--- Task objective ---
Please repeat exactly the line containing "Enumerate this screenshot's" and each line after it in the records below, through the last.

──────── Material shown ────────

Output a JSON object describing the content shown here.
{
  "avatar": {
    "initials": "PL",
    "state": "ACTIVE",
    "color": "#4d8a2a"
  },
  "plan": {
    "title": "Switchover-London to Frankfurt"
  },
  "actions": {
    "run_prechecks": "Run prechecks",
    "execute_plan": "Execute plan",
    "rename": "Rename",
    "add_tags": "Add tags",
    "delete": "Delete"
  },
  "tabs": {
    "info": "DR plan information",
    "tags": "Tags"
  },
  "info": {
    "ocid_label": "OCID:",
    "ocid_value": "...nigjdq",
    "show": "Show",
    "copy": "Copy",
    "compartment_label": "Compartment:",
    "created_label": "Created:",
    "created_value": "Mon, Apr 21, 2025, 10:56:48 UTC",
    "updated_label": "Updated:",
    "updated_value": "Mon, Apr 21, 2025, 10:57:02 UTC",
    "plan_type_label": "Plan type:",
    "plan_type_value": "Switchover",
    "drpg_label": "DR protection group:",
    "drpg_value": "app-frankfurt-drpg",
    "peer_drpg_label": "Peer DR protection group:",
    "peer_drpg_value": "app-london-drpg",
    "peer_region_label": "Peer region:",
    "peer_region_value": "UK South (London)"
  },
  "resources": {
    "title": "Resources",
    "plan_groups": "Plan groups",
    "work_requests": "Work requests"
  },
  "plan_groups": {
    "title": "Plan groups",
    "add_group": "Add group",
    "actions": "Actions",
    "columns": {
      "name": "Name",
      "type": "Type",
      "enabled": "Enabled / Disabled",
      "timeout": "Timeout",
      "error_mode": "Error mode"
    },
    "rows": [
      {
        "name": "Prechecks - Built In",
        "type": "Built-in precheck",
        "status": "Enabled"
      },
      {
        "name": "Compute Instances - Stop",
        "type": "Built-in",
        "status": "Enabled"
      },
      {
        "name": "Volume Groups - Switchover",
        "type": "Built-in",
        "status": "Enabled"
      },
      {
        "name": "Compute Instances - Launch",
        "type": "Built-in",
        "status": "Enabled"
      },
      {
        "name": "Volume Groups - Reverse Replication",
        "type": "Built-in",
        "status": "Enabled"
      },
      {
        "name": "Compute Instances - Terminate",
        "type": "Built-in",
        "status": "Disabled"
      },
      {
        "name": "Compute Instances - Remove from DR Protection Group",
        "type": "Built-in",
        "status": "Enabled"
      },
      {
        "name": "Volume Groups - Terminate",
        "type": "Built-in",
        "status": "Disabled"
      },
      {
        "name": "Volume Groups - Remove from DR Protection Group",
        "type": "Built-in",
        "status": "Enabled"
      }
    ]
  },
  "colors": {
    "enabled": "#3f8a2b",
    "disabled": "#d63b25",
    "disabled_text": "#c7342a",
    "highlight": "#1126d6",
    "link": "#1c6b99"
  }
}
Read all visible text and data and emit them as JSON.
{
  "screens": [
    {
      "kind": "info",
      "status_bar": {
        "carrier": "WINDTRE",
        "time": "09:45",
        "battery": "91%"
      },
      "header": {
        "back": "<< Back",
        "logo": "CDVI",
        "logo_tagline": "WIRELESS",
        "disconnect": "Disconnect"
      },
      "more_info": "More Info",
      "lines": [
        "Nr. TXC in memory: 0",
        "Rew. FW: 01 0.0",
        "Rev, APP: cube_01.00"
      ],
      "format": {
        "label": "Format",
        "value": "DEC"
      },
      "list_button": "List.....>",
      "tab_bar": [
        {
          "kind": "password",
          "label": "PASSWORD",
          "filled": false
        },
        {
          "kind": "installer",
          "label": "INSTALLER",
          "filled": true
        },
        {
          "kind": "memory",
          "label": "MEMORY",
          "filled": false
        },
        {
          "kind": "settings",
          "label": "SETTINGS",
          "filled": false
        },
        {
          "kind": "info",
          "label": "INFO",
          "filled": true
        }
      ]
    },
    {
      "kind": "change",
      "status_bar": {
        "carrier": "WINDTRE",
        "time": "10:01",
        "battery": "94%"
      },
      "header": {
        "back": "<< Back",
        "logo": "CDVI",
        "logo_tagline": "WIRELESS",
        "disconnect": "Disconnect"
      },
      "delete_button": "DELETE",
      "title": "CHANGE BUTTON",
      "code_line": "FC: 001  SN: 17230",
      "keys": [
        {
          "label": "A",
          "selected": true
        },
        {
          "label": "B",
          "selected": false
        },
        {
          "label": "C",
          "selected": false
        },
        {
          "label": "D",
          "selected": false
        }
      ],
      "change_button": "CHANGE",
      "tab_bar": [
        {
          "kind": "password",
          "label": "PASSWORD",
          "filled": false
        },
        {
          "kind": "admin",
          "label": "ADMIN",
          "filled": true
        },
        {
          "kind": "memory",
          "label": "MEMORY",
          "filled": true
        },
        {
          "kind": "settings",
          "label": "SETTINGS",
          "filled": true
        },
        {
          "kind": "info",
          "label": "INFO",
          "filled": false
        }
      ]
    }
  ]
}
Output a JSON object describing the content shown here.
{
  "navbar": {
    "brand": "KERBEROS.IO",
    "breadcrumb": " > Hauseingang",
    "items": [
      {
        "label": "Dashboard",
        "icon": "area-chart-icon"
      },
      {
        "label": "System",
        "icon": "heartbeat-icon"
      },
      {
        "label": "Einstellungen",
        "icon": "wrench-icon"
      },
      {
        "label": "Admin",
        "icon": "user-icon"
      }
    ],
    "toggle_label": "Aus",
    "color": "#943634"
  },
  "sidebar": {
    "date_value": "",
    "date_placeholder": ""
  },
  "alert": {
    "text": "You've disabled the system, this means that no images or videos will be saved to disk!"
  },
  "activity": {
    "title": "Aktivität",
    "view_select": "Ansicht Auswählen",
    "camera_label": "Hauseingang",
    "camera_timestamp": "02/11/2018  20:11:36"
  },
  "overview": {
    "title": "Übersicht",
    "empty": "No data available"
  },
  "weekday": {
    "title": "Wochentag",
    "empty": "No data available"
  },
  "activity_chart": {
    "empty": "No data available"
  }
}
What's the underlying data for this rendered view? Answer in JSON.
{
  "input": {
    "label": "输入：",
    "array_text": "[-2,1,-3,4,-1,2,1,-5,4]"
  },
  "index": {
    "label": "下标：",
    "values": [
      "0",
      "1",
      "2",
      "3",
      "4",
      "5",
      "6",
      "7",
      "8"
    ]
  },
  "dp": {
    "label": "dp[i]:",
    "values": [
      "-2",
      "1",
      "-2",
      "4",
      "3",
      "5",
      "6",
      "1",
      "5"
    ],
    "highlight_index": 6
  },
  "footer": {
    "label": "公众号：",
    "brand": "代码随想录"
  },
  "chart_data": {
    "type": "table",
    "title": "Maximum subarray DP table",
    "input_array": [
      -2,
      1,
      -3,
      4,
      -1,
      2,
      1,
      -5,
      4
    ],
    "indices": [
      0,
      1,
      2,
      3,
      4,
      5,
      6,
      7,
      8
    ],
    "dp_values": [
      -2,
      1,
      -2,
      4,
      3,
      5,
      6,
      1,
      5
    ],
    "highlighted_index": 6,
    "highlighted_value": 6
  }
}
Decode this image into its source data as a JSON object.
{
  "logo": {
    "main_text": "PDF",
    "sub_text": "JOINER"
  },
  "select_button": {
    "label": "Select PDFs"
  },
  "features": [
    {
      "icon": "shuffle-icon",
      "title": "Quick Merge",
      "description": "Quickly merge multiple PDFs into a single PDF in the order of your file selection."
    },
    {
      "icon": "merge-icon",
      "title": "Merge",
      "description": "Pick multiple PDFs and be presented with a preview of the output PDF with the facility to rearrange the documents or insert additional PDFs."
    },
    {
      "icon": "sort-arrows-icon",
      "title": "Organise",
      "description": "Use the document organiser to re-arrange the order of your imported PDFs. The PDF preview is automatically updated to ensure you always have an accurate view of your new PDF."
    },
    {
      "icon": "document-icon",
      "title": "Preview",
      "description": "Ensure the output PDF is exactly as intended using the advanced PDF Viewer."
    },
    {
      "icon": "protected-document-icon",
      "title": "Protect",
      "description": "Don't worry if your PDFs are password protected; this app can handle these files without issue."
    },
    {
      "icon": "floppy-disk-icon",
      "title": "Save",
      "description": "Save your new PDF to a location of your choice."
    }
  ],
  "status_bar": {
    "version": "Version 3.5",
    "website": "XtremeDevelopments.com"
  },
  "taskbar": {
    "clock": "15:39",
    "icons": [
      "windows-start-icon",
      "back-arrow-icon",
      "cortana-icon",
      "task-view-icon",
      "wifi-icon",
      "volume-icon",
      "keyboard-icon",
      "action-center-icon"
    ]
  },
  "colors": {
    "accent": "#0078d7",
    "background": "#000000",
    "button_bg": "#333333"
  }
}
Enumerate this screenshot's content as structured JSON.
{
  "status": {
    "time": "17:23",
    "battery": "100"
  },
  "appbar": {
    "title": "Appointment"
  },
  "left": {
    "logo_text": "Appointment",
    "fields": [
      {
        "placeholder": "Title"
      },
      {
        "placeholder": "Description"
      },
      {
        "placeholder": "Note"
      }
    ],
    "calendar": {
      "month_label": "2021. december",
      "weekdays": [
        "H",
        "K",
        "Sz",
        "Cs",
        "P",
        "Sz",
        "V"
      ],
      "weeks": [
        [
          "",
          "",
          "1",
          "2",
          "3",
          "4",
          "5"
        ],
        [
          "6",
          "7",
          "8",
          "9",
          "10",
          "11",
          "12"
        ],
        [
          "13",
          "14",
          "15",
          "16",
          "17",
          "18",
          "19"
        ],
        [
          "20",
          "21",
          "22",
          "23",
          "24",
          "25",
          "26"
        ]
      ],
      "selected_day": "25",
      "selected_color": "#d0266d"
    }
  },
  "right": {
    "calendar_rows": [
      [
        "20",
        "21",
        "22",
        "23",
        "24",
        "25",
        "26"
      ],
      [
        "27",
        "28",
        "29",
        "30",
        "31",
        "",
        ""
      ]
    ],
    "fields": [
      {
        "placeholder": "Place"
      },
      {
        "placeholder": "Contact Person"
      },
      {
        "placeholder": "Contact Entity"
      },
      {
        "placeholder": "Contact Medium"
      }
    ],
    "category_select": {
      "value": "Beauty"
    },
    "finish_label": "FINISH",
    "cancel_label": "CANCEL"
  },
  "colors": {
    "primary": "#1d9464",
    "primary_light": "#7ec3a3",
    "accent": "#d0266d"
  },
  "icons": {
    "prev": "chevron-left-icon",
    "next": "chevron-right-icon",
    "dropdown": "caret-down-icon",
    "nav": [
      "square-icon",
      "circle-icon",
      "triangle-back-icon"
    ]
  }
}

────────

--- Exercise answer ---
Enumerate this screenshot's content as structured JSON.
{
  "status": {
    "time": "17:23",
    "battery": "100"
  },
  "appbar": {
    "title": "Appointment"
  },
  "left": {
    "logo_text": "Appointment",
    "fields": [
      {
        "placeholder": "Title"
      },
      {
        "placeholder": "Description"
      },
      {
        "placeholder": "Note"
      }
    ],
    "calendar": {
      "month_label": "2021. december",
      "weekdays": [
        "H",
        "K",
        "Sz",
        "Cs",
        "P",
        "Sz",
        "V"
      ],
      "weeks": [
        [
          "",
          "",
          "1",
          "2",
          "3",
          "4",
          "5"
        ],
        [
          "6",
          "7",
          "8",
          "9",
          "10",
          "11",
          "12"
        ],
        [
          "13",
          "14",
          "15",
          "16",
          "17",
          "18",
          "19"
        ],
        [
          "20",
          "21",
          "22",
          "23",
          "24",
          "25",
          "26"
        ]
      ],
      "selected_day": "25",
      "selected_color": "#d0266d"
    }
  },
  "right": {
    "calendar_rows": [
      [
        "20",
        "21",
        "22",
        "23",
        "24",
        "25",
        "26"
      ],
      [
        "27",
        "28",
        "29",
        "30",
        "31",
        "",
        ""
      ]
    ],
    "fields": [
      {
        "placeholder": "Place"
      },
      {
        "placeholder": "Contact Person"
      },
      {
        "placeholder": "Contact Entity"
      },
      {
        "placeholder": "Contact Medium"
      }
    ],
    "category_select": {
      "value": "Beauty"
    },
    "finish_label": "FINISH",
    "cancel_label": "CANCEL"
  },
  "colors": {
    "primary": "#1d9464",
    "primary_light": "#7ec3a3",
    "accent": "#d0266d"
  },
  "icons": {
    "prev": "chevron-left-icon",
    "next": "chevron-right-icon",
    "dropdown": "caret-down-icon",
    "nav": [
      "square-icon",
      "circle-icon",
      "triangle-back-icon"
    ]
  }
}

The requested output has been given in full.